Let's take a look at three keys for victory for West Virginia in today's New Era Pinstripe Bowl.
1. Limit the long ball. West Virginia has given up 63 completions longer than 20 yards this season, more than any team since Nevada all the way back in 2008. Syracuse's Ryan Nassib is a future NFL player who can sling it and had a huge senior season with 3,619 yards, 24 touchdowns and nine picks. West Virginia is going to give up yards, but it's got to make Syracuse earn them, and the easiest way to do that is to prevent the big ball over the top. Keith Patterson has taken over defensive play-calling duties from Joe DeForest. Will we see a noticeable difference? WVU's bowl hopes likely depend on it.
2. Give Geno Smith some help. There's lots that goes into this, but for me, it comes down to the offensive line. Center Joe Madsen is the unit's best player, but he's academically ineligible. Smith, the nation's leader with 40 touchdown passes, needs time to to make plays. You can provide that time by blocking well, but it gets a whole lot easier when you run the ball well. WVU has been inconsistent in that area, but if it runs the ball well against Syracuse, keeping up in a high-scoring game without turnovers becomes a very reasonable proposition.
3. Keep it simple, y'all. Feed Tavon the rock. No need to get complex. West Virginia has about a million ways to do it, but the more Tavon Austin touches the ball, the better. Ask Oklahoma, which gave up 344 rushing yards and 572 all-purpose yards in a crazy night for the star.
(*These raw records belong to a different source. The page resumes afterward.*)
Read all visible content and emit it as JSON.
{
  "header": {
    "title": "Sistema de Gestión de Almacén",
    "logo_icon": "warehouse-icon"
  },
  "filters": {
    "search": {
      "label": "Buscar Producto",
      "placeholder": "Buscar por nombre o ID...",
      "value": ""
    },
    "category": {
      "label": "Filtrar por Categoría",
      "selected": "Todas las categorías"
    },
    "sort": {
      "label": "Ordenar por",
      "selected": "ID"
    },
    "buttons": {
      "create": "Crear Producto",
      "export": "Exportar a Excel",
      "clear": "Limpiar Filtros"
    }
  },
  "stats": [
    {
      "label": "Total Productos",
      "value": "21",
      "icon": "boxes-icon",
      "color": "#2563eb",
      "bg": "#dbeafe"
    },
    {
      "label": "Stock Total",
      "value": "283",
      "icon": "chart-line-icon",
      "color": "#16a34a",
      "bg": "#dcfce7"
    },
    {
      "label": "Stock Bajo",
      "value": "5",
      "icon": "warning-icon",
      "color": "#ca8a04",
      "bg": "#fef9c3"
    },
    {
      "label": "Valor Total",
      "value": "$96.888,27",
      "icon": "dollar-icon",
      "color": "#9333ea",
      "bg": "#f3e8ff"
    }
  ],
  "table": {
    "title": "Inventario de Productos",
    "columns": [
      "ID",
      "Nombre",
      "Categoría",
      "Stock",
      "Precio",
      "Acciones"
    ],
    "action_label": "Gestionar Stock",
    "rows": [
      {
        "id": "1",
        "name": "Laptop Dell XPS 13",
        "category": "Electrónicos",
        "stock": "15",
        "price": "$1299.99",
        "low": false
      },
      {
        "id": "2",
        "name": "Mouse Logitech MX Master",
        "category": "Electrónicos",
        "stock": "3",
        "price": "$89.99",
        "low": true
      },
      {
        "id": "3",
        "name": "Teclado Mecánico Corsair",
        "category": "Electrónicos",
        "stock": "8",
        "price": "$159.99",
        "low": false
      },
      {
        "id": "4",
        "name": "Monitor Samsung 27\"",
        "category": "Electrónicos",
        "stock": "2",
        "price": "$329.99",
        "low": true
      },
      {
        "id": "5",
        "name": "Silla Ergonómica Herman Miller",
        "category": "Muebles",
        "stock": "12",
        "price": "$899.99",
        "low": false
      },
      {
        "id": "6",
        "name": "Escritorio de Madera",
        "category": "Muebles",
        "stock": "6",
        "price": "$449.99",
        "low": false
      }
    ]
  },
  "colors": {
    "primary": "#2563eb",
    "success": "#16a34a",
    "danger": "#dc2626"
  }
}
Austin is still getting some touches at running back, but WVU has got to work to get him the ball. If he gets fewer than 15 touches, West Virginia is not winning this game.